Rondora, M.E.S.; Pirdavani, A.; Larocca, A.P.C.
Driver Behavioral Classification on Curves Based on the Relationship between Speed, Trajectories, and Eye Movements: A Driving Simulator Study. *Sustainability* **2022**, *14*, 6241.
https://doi.org/10.3390/su14106241

**AMA Style**

Rondora MES, Pirdavani A, Larocca APC.
Driver Behavioral Classification on Curves Based on the Relationship between Speed, Trajectories, and Eye Movements: A Driving Simulator Study. *Sustainability*. 2022; 14(10):6241.
https://doi.org/10.3390/su14106241

**Chicago/Turabian Style**
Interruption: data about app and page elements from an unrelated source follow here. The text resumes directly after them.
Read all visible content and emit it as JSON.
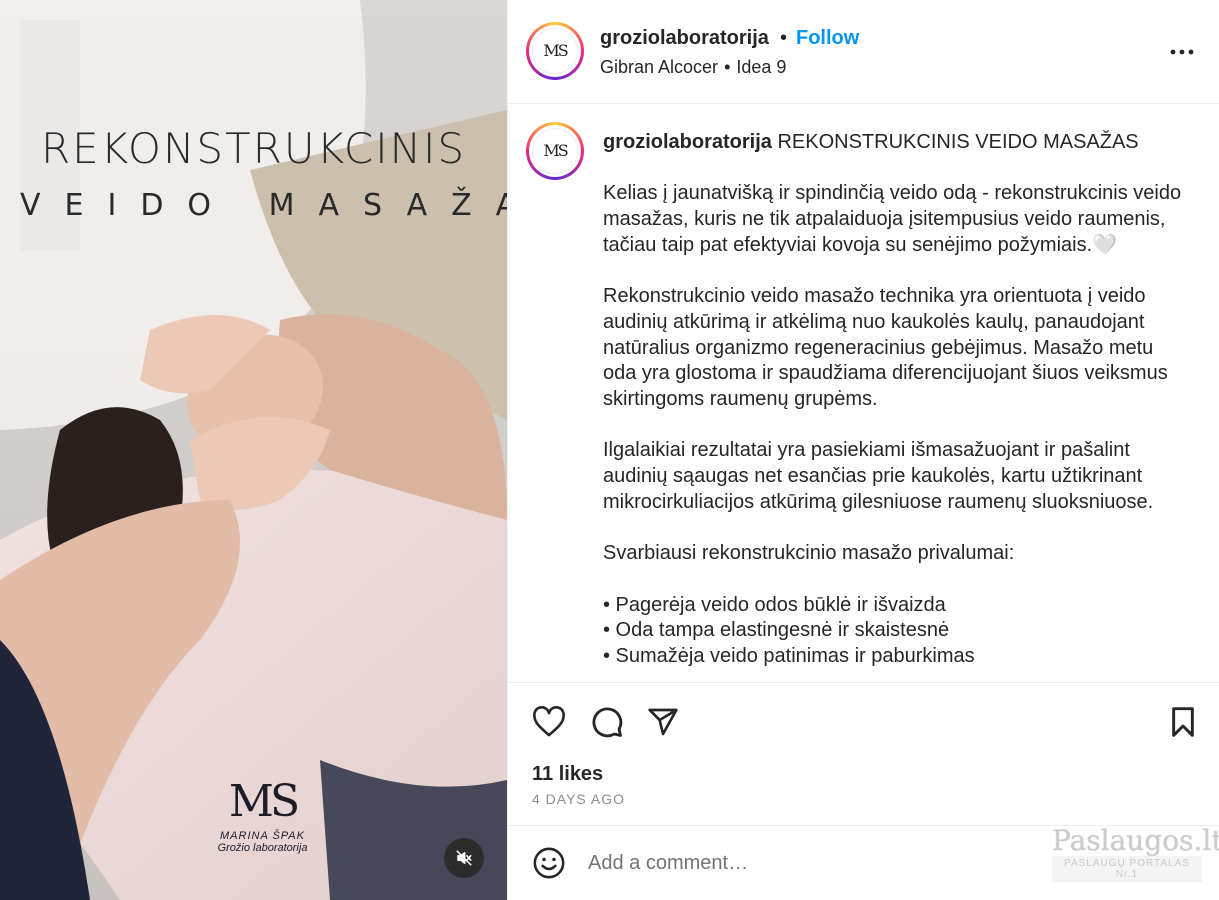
{
  "media": {
    "title_line1": "REKONSTRUKCINIS",
    "title_line2": "VEIDO MASAŽAS",
    "logo_mark": "MS",
    "logo_name": "MARINA ŠPAK",
    "logo_sub": "Grožio laboratorija"
  },
  "header": {
    "username": "groziolaboratorija",
    "dot": "•",
    "follow_label": "Follow",
    "audio_artist": "Gibran Alcocer",
    "audio_sep": "•",
    "audio_track": "Idea 9"
  },
  "caption": {
    "username": "groziolaboratorija",
    "headline": "REKONSTRUKCINIS VEIDO MASAŽAS",
    "paragraphs": [
      "Kelias į jaunatvišką ir spindinčią veido odą - rekonstrukcinis veido masažas, kuris ne tik atpalaiduoja įsitempusius veido raumenis, tačiau taip pat efektyviai kovoja su senėjimo požymiais.🤍",
      "Rekonstrukcinio veido masažo technika yra orientuota į veido audinių atkūrimą ir atkėlimą nuo kaukolės kaulų, panaudojant natūralius organizmo regeneracinius gebėjimus. Masažo metu oda yra glostoma ir spaudžiama diferencijuojant šiuos veiksmus skirtingoms raumenų grupėms.",
      "Ilgalaikiai rezultatai yra pasiekiami išmasažuojant ir pašalint audinių sąaugas net esančias prie kaukolės, kartu užtikrinant mikrocirkuliacijos atkūrimą gilesniuose raumenų sluoksniuose.",
      "Svarbiausi rekonstrukcinio masažo privalumai:"
    ],
    "bullets": [
      "• Pagerėja veido odos būklė ir išvaizda",
      "• Oda tampa elastingesnė ir skaistesnė",
      "• Sumažėja veido patinimas ir paburkimas"
    ]
  },
  "actions": {
    "likes": "11 likes",
    "time_ago": "4 DAYS AGO"
  },
  "comment": {
    "placeholder": "Add a comment…"
  },
  "watermark": {
    "brand": "Paslaugos.lt",
    "tagline": "PASLAUGŲ PORTALAS Nr.1"
  },
  "colors": {
    "accent": "#0095f6",
    "text": "#262626",
    "muted": "#8e8e8e",
    "border": "#efefef"
  },
  "icons": [
    "more-icon",
    "heart-icon",
    "comment-icon",
    "share-icon",
    "bookmark-icon",
    "emoji-icon",
    "mute-icon"
  ]
}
Rondora, Maria Emilia Schio, Ali Pirdavani, and Ana Paula C. Larocca.
2022. "Driver Behavioral Classification on Curves Based on the Relationship between Speed, Trajectories, and Eye Movements: A Driving Simulator Study" *Sustainability* 14, no. 10: 6241.
https://doi.org/10.3390/su14106241